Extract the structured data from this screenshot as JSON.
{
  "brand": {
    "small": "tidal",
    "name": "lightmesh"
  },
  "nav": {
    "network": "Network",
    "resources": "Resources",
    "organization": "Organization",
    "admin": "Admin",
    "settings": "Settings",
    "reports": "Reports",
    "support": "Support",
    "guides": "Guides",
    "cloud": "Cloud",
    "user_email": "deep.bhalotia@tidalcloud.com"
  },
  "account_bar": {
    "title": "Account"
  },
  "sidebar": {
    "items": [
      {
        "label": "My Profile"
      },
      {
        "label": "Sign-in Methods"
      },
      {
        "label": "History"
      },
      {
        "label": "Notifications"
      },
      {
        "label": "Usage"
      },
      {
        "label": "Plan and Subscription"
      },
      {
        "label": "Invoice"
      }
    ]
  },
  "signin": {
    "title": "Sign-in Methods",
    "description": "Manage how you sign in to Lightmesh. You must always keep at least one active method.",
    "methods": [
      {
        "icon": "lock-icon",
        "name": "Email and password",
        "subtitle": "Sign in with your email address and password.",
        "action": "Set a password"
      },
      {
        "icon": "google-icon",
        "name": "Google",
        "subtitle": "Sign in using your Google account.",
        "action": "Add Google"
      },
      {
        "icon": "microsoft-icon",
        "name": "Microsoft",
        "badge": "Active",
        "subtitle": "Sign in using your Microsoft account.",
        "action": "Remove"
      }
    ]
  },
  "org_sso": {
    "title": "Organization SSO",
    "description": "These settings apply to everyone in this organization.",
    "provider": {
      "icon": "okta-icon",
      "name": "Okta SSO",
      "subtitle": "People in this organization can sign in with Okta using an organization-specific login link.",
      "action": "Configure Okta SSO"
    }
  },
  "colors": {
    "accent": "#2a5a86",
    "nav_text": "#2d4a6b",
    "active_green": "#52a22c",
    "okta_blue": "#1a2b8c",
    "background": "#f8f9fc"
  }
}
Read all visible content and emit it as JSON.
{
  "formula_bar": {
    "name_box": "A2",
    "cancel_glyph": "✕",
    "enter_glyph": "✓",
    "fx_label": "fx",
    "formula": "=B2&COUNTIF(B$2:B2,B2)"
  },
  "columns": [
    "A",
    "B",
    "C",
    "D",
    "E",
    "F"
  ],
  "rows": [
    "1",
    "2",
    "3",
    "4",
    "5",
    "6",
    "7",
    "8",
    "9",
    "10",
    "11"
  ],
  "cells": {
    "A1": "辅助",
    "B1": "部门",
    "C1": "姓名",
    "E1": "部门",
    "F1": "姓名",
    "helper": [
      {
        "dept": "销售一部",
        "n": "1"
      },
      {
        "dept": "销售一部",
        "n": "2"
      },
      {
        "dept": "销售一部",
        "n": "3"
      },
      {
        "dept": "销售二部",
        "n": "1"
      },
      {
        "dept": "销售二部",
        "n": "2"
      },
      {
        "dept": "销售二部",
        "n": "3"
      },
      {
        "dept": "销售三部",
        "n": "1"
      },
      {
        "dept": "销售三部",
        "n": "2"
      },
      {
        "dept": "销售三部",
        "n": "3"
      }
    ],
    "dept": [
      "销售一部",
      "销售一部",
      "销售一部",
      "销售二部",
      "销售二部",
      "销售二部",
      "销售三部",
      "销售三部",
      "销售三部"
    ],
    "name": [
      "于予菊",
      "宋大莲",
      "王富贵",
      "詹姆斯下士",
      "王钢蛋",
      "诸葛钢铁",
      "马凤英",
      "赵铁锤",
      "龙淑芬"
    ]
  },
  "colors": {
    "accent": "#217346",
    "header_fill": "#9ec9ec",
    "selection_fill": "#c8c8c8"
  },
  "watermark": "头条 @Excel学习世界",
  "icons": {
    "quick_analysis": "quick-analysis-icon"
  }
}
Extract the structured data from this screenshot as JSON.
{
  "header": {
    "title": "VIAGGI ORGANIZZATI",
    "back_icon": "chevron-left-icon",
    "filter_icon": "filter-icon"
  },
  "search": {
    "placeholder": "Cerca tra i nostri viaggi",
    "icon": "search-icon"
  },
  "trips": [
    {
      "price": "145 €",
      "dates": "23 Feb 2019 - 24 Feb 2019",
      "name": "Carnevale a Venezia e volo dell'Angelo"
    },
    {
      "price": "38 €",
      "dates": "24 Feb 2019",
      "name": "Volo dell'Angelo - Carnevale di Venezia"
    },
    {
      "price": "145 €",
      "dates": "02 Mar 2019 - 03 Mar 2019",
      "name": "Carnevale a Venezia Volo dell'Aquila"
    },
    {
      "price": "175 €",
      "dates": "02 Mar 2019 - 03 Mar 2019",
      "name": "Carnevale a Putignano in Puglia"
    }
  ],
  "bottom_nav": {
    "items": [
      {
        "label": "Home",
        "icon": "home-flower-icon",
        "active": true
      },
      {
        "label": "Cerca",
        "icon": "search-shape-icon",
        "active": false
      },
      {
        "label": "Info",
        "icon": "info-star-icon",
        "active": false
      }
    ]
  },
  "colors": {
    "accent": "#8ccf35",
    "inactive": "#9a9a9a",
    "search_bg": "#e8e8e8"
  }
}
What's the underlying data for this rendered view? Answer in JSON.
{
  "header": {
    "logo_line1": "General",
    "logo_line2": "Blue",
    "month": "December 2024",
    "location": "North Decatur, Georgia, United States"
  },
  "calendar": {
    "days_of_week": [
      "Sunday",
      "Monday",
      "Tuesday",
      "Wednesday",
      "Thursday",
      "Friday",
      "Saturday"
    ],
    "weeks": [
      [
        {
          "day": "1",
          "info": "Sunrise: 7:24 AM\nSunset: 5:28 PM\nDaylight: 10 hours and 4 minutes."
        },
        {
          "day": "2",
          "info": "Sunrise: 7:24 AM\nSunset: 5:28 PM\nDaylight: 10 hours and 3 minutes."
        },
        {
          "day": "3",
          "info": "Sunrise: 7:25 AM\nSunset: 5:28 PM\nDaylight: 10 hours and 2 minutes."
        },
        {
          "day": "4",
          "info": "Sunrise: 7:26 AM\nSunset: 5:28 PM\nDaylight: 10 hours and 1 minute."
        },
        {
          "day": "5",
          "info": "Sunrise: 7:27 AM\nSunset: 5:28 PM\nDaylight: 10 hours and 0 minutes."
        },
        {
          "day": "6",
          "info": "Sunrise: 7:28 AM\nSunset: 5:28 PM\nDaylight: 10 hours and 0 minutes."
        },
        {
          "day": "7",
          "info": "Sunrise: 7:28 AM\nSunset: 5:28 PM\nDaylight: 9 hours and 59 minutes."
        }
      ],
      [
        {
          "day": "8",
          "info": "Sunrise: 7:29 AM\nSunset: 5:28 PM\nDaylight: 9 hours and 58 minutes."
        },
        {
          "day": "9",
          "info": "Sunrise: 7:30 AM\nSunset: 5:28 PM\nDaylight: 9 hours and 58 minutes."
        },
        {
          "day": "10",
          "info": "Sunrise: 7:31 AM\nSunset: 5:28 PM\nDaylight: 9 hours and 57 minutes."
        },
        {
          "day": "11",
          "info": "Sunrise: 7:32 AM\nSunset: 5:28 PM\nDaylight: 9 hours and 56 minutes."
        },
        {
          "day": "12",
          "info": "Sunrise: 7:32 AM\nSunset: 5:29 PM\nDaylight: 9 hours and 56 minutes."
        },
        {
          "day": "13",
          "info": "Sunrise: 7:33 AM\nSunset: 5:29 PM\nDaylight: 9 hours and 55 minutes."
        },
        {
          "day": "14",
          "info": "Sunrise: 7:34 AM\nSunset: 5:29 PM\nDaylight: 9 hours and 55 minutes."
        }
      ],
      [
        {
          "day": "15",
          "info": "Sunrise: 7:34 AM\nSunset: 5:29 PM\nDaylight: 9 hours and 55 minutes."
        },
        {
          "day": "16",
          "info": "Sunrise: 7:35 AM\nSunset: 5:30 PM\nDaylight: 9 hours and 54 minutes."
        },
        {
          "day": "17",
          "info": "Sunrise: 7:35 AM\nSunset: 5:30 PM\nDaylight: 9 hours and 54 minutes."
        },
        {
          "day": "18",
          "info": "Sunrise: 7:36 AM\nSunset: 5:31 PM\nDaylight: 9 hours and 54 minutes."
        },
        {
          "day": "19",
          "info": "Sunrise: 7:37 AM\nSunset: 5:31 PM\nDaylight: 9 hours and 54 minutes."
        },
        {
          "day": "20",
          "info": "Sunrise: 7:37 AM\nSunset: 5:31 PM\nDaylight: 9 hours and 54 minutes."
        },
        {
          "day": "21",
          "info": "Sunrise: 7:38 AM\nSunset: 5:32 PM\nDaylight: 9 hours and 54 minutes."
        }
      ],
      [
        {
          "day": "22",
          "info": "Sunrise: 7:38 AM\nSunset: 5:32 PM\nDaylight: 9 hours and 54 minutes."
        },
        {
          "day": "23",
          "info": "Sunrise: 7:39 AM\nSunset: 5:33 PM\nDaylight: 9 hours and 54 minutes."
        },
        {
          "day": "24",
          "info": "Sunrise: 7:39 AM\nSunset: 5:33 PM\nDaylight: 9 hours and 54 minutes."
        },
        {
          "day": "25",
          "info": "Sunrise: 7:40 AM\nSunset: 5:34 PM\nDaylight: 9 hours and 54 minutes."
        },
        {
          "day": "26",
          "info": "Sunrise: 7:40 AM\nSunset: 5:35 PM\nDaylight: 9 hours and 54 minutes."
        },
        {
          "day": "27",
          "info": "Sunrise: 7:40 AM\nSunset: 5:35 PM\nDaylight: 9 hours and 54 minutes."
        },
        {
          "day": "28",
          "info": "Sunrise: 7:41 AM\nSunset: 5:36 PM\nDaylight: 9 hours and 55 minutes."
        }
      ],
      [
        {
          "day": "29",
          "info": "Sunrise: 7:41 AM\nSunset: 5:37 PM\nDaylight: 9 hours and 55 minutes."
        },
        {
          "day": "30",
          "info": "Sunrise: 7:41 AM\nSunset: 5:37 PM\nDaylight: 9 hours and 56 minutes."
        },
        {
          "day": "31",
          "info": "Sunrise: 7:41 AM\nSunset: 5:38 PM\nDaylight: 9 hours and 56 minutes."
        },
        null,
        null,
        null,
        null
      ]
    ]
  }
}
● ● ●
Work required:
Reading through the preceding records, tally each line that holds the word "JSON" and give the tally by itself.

Solution below:
4